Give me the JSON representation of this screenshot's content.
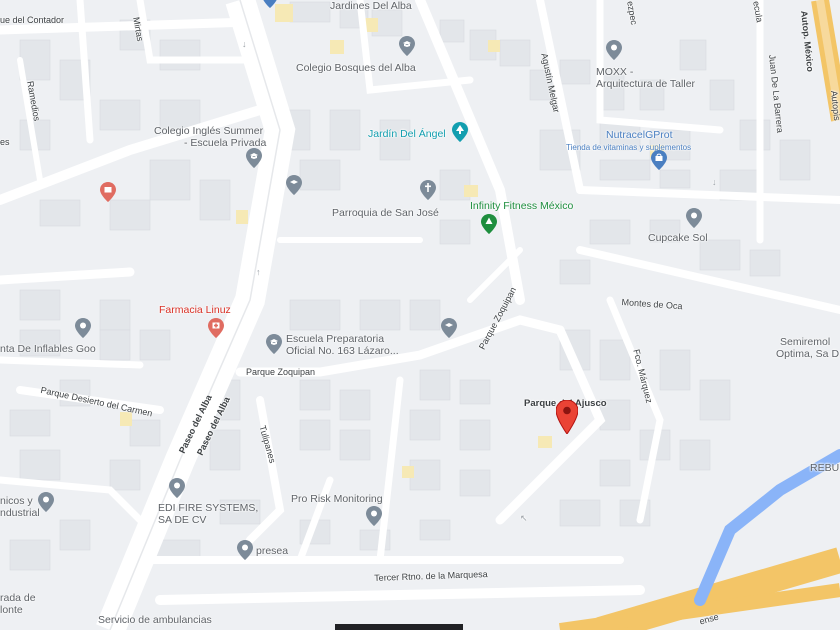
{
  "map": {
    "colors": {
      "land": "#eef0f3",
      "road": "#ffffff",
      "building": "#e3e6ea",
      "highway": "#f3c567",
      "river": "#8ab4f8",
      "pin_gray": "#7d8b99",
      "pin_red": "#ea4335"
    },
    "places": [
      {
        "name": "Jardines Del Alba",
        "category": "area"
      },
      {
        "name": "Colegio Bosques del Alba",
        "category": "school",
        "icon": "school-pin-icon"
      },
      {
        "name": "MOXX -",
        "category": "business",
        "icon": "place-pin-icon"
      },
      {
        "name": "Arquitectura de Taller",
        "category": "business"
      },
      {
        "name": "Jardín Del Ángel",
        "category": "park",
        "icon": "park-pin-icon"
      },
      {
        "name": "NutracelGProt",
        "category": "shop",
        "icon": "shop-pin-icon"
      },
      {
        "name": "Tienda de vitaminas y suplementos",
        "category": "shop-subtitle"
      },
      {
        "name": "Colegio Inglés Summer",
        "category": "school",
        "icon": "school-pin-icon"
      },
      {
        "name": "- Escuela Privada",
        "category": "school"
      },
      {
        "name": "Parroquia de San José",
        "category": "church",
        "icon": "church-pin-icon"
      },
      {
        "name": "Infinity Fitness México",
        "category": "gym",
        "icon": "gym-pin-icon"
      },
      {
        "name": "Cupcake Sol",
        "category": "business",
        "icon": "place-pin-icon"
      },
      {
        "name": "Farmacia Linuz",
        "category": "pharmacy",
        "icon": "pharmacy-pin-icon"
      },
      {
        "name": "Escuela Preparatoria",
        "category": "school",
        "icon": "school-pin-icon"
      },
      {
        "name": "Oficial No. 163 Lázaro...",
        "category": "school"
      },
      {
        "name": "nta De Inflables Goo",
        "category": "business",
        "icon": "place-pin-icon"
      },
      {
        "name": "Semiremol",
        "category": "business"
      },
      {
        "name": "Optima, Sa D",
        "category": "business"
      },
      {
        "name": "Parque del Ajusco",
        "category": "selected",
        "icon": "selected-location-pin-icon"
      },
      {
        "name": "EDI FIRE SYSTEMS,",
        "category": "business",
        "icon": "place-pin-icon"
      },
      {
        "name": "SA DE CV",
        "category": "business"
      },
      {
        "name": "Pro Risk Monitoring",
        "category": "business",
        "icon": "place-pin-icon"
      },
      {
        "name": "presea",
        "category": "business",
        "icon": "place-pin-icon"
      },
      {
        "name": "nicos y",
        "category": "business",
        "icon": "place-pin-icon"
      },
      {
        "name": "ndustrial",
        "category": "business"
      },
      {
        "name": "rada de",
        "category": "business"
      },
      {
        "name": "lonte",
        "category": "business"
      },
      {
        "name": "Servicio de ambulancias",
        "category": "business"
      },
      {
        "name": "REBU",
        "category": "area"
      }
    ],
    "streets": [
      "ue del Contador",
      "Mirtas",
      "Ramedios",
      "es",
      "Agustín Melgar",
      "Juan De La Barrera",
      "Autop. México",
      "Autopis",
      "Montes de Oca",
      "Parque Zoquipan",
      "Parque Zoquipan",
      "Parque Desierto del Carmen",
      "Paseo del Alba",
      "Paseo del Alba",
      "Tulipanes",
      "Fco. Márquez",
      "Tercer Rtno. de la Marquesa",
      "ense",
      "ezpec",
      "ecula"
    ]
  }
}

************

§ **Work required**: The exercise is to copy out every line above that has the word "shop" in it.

§ **Result below**:
        "category": "shop",
        "icon": "shop-pin-icon"
        "category": "shop-subtitle"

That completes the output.